## What to work on:
Your task is to repeat each record verbatim, exactly as it was written.

-------- Record excerpts --------

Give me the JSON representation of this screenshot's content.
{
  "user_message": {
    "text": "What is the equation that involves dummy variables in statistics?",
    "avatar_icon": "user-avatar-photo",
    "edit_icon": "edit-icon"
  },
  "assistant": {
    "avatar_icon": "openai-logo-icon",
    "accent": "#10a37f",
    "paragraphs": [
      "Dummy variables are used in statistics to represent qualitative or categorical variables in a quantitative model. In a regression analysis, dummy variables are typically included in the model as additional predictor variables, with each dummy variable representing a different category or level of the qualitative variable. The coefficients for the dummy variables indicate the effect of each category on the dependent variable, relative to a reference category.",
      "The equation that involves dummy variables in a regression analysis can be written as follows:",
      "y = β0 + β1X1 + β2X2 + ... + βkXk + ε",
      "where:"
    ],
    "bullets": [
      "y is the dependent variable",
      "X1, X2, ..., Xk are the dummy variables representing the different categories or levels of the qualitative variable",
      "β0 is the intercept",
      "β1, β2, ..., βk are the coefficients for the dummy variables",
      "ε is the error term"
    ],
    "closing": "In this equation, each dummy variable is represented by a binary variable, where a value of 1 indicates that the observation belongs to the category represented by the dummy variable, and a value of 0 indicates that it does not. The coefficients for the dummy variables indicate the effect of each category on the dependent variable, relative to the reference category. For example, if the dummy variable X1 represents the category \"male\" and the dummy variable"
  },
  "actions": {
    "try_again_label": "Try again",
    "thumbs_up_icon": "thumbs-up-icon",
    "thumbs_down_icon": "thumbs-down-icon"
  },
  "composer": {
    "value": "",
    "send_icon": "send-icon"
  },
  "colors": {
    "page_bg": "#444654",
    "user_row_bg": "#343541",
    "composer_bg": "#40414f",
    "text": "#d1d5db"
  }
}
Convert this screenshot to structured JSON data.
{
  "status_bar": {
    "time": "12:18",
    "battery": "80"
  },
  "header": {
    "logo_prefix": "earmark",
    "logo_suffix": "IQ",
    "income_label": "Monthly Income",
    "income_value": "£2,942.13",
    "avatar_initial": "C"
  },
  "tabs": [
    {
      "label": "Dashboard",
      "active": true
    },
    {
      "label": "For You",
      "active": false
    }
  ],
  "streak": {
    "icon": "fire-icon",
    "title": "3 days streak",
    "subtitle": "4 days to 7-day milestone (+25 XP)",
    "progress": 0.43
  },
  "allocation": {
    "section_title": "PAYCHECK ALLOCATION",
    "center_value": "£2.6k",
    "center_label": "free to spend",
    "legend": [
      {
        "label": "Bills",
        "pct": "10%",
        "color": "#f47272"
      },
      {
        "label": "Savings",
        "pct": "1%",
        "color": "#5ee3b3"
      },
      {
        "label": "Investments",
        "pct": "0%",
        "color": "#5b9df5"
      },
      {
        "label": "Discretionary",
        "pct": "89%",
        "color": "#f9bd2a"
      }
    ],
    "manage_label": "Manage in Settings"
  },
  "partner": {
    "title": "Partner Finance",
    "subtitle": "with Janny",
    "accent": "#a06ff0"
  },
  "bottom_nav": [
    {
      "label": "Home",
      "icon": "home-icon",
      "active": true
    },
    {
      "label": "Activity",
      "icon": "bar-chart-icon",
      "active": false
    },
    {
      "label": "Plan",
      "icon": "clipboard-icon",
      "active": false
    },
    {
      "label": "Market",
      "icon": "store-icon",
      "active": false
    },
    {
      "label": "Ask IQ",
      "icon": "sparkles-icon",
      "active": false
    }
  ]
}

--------

## Answer for the task:
Give me the JSON representation of this screenshot's content.
{
  "user_message": {
    "text": "What is the equation that involves dummy variables in statistics?",
    "avatar_icon": "user-avatar-photo",
    "edit_icon": "edit-icon"
  },
  "assistant": {
    "avatar_icon": "openai-logo-icon",
    "accent": "#10a37f",
    "paragraphs": [
      "Dummy variables are used in statistics to represent qualitative or categorical variables in a quantitative model. In a regression analysis, dummy variables are typically included in the model as additional predictor variables, with each dummy variable representing a different category or level of the qualitative variable. The coefficients for the dummy variables indicate the effect of each category on the dependent variable, relative to a reference category.",
      "The equation that involves dummy variables in a regression analysis can be written as follows:",
      "y = β0 + β1X1 + β2X2 + ... + βkXk + ε",
      "where:"
    ],
    "bullets": [
      "y is the dependent variable",
      "X1, X2, ..., Xk are the dummy variables representing the different categories or levels of the qualitative variable",
      "β0 is the intercept",
      "β1, β2, ..., βk are the coefficients for the dummy variables",
      "ε is the error term"
    ],
    "closing": "In this equation, each dummy variable is represented by a binary variable, where a value of 1 indicates that the observation belongs to the category represented by the dummy variable, and a value of 0 indicates that it does not. The coefficients for the dummy variables indicate the effect of each category on the dependent variable, relative to the reference category. For example, if the dummy variable X1 represents the category \"male\" and the dummy variable"
  },
  "actions": {
    "try_again_label": "Try again",
    "thumbs_up_icon": "thumbs-up-icon",
    "thumbs_down_icon": "thumbs-down-icon"
  },
  "composer": {
    "value": "",
    "send_icon": "send-icon"
  },
  "colors": {
    "page_bg": "#444654",
    "user_row_bg": "#343541",
    "composer_bg": "#40414f",
    "text": "#d1d5db"
  }
}
Convert this screenshot to structured JSON data.
{
  "status_bar": {
    "time": "12:18",
    "battery": "80"
  },
  "header": {
    "logo_prefix": "earmark",
    "logo_suffix": "IQ",
    "income_label": "Monthly Income",
    "income_value": "£2,942.13",
    "avatar_initial": "C"
  },
  "tabs": [
    {
      "label": "Dashboard",
      "active": true
    },
    {
      "label": "For You",
      "active": false
    }
  ],
  "streak": {
    "icon": "fire-icon",
    "title": "3 days streak",
    "subtitle": "4 days to 7-day milestone (+25 XP)",
    "progress": 0.43
  },
  "allocation": {
    "section_title": "PAYCHECK ALLOCATION",
    "center_value": "£2.6k",
    "center_label": "free to spend",
    "legend": [
      {
        "label": "Bills",
        "pct": "10%",
        "color": "#f47272"
      },
      {
        "label": "Savings",
        "pct": "1%",
        "color": "#5ee3b3"
      },
      {
        "label": "Investments",
        "pct": "0%",
        "color": "#5b9df5"
      },
      {
        "label": "Discretionary",
        "pct": "89%",
        "color": "#f9bd2a"
      }
    ],
    "manage_label": "Manage in Settings"
  },
  "partner": {
    "title": "Partner Finance",
    "subtitle": "with Janny",
    "accent": "#a06ff0"
  },
  "bottom_nav": [
    {
      "label": "Home",
      "icon": "home-icon",
      "active": true
    },
    {
      "label": "Activity",
      "icon": "bar-chart-icon",
      "active": false
    },
    {
      "label": "Plan",
      "icon": "clipboard-icon",
      "active": false
    },
    {
      "label": "Market",
      "icon": "store-icon",
      "active": false
    },
    {
      "label": "Ask IQ",
      "icon": "sparkles-icon",
      "active": false
    }
  ]
}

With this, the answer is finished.